___ Data records ___

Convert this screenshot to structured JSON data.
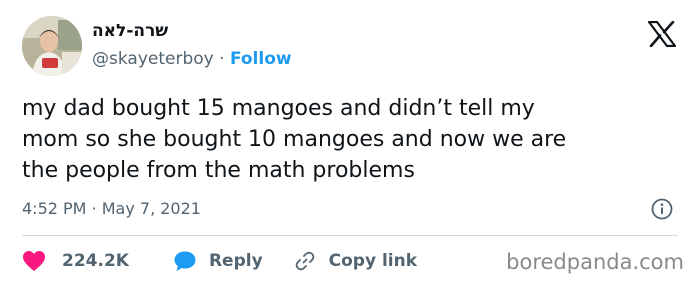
{
  "author": {
    "display_name": "שרה-לאה",
    "handle": "@skayeterboy",
    "separator": "·",
    "follow_label": "Follow"
  },
  "tweet": {
    "lines": [
      "my dad bought 15 mangoes and didn’t tell my",
      "mom so she bought 10 mangoes and now we are",
      "the people from the math problems"
    ],
    "timestamp": "4:52 PM · May 7, 2021"
  },
  "actions": {
    "like_count": "224.2K",
    "reply_label": "Reply",
    "copy_link_label": "Copy link"
  },
  "watermark": "boredpanda.com",
  "colors": {
    "accent": "#1d9bf0",
    "like": "#f91880",
    "text": "#0f1419",
    "secondary": "#536471",
    "divider": "#cfd9de"
  },
  "icons": {
    "brand": "x-logo-icon",
    "info": "info-icon",
    "like": "heart-icon",
    "reply": "speech-bubble-icon",
    "copy": "link-icon"
  }
}
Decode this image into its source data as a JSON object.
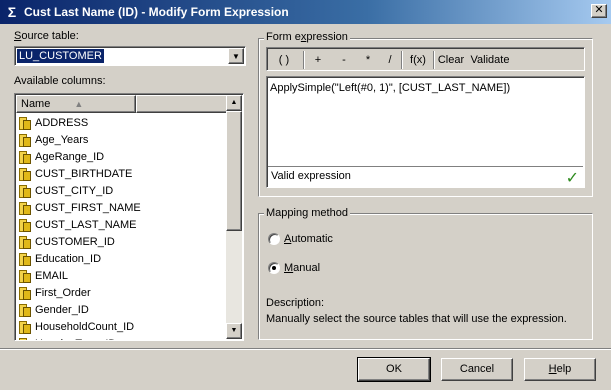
{
  "window": {
    "title": "Cust Last Name (ID) - Modify Form Expression",
    "close_glyph": "✕",
    "title_glyph": "Σ"
  },
  "source_table": {
    "label_prefix": "",
    "label_u": "S",
    "label_rest": "ource table:",
    "value": "LU_CUSTOMER"
  },
  "columns": {
    "label": "Available columns:",
    "headers": [
      "Name",
      ""
    ],
    "sort_glyph": "▲",
    "items": [
      "ADDRESS",
      "Age_Years",
      "AgeRange_ID",
      "CUST_BIRTHDATE",
      "CUST_CITY_ID",
      "CUST_FIRST_NAME",
      "CUST_LAST_NAME",
      "CUSTOMER_ID",
      "Education_ID",
      "EMAIL",
      "First_Order",
      "Gender_ID",
      "HouseholdCount_ID",
      "HousingType_ID"
    ]
  },
  "form_expression": {
    "title_pre": "Form e",
    "title_u": "x",
    "title_post": "pression",
    "toolbar": [
      "( )",
      "+",
      "-",
      "*",
      "/",
      "f(x)",
      "Clear",
      "Validate"
    ],
    "text": "ApplySimple(\"Left(#0, 1)\", [CUST_LAST_NAME])",
    "status": "Valid expression"
  },
  "mapping": {
    "title": "Mapping method",
    "automatic_u": "A",
    "automatic_rest": "utomatic",
    "manual_u": "M",
    "manual_rest": "anual",
    "selected": "Manual",
    "description_label": "Description:",
    "description": "Manually select the source tables that will use the expression."
  },
  "buttons": {
    "ok": "OK",
    "cancel": "Cancel",
    "help_u": "H",
    "help_rest": "elp"
  }
}
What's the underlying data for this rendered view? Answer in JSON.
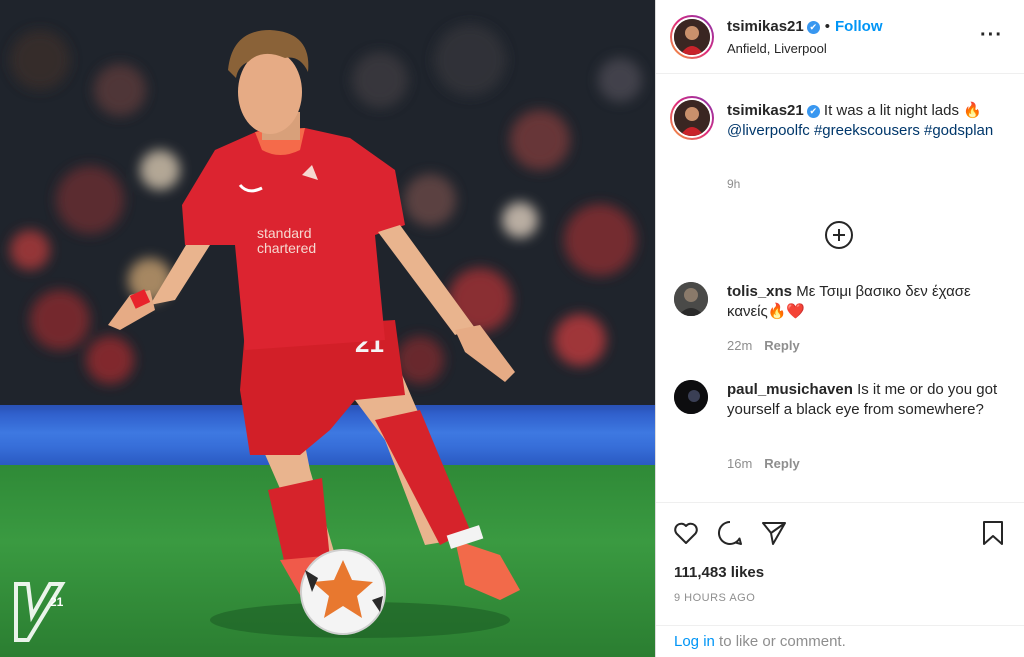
{
  "post_header": {
    "username": "tsimikas21",
    "verified_mark": "✔",
    "separator": "•",
    "follow_label": "Follow",
    "location": "Anfield, Liverpool",
    "more_icon": "···"
  },
  "caption": {
    "username": "tsimikas21",
    "text": "It was a lit night lads 🔥",
    "mention": "@liverpoolfc",
    "hashtag1": "#greekscousers",
    "hashtag2": "#godsplan",
    "time": "9h"
  },
  "comments": [
    {
      "username": "tolis_xns",
      "text": "Με Τσιμι βασικο δεν έχασε κανείς🔥❤️",
      "time": "22m",
      "reply_label": "Reply"
    },
    {
      "username": "paul_musichaven",
      "text": "Is it me or do you got yourself a black eye from somewhere?",
      "time": "16m",
      "reply_label": "Reply"
    }
  ],
  "actions": {
    "likes_text": "111,483 likes",
    "posted_ago": "9 HOURS AGO",
    "login_link": "Log in",
    "login_rest": " to like or comment."
  },
  "icons": [
    "heart-icon",
    "comment-icon",
    "share-icon",
    "bookmark-icon",
    "more-icon",
    "add-comment-icon",
    "verified-icon"
  ],
  "colors": {
    "accent": "#0095f6",
    "hashtag": "#00376b",
    "muted": "#8e8e8e",
    "kit_red": "#d6232b"
  }
}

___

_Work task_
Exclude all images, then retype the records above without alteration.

_Expected answer_
Convert this screenshot to structured JSON data.
{
  "author": {
    "display_name": "שרה-לאה",
    "handle": "@skayeterboy",
    "separator": "·",
    "follow_label": "Follow"
  },
  "tweet": {
    "lines": [
      "my dad bought 15 mangoes and didn’t tell my",
      "mom so she bought 10 mangoes and now we are",
      "the people from the math problems"
    ],
    "timestamp": "4:52 PM · May 7, 2021"
  },
  "actions": {
    "like_count": "224.2K",
    "reply_label": "Reply",
    "copy_link_label": "Copy link"
  },
  "watermark": "boredpanda.com",
  "colors": {
    "accent": "#1d9bf0",
    "like": "#f91880",
    "text": "#0f1419",
    "secondary": "#536471",
    "divider": "#cfd9de"
  },
  "icons": {
    "brand": "x-logo-icon",
    "info": "info-icon",
    "like": "heart-icon",
    "reply": "speech-bubble-icon",
    "copy": "link-icon"
  }
}
Decode this image into its source data as a JSON object.
{
  "window": {
    "title": "Cust Last Name (ID) - Modify Form Expression",
    "close_glyph": "✕",
    "title_glyph": "Σ"
  },
  "source_table": {
    "label_prefix": "",
    "label_u": "S",
    "label_rest": "ource table:",
    "value": "LU_CUSTOMER"
  },
  "columns": {
    "label": "Available columns:",
    "headers": [
      "Name",
      ""
    ],
    "sort_glyph": "▲",
    "items": [
      "ADDRESS",
      "Age_Years",
      "AgeRange_ID",
      "CUST_BIRTHDATE",
      "CUST_CITY_ID",
      "CUST_FIRST_NAME",
      "CUST_LAST_NAME",
      "CUSTOMER_ID",
      "Education_ID",
      "EMAIL",
      "First_Order",
      "Gender_ID",
      "HouseholdCount_ID",
      "HousingType_ID"
    ]
  },
  "form_expression": {
    "title_pre": "Form e",
    "title_u": "x",
    "title_post": "pression",
    "toolbar": [
      "( )",
      "+",
      "-",
      "*",
      "/",
      "f(x)",
      "Clear",
      "Validate"
    ],
    "text": "ApplySimple(\"Left(#0, 1)\", [CUST_LAST_NAME])",
    "status": "Valid expression"
  },
  "mapping": {
    "title": "Mapping method",
    "automatic_u": "A",
    "automatic_rest": "utomatic",
    "manual_u": "M",
    "manual_rest": "anual",
    "selected": "Manual",
    "description_label": "Description:",
    "description": "Manually select the source tables that will use the expression."
  },
  "buttons": {
    "ok": "OK",
    "cancel": "Cancel",
    "help_u": "H",
    "help_rest": "elp"
  }
}
What's the underlying data for this rendered view? Answer in JSON.
{
  "post_header": {
    "username": "tsimikas21",
    "verified_mark": "✔",
    "separator": "•",
    "follow_label": "Follow",
    "location": "Anfield, Liverpool",
    "more_icon": "···"
  },
  "caption": {
    "username": "tsimikas21",
    "text": "It was a lit night lads 🔥",
    "mention": "@liverpoolfc",
    "hashtag1": "#greekscousers",
    "hashtag2": "#godsplan",
    "time": "9h"
  },
  "comments": [
    {
      "username": "tolis_xns",
      "text": "Με Τσιμι βασικο δεν έχασε κανείς🔥❤️",
      "time": "22m",
      "reply_label": "Reply"
    },
    {
      "username": "paul_musichaven",
      "text": "Is it me or do you got yourself a black eye from somewhere?",
      "time": "16m",
      "reply_label": "Reply"
    }
  ],
  "actions": {
    "likes_text": "111,483 likes",
    "posted_ago": "9 HOURS AGO",
    "login_link": "Log in",
    "login_rest": " to like or comment."
  },
  "icons": [
    "heart-icon",
    "comment-icon",
    "share-icon",
    "bookmark-icon",
    "more-icon",
    "add-comment-icon",
    "verified-icon"
  ],
  "colors": {
    "accent": "#0095f6",
    "hashtag": "#00376b",
    "muted": "#8e8e8e",
    "kit_red": "#d6232b"
  }
}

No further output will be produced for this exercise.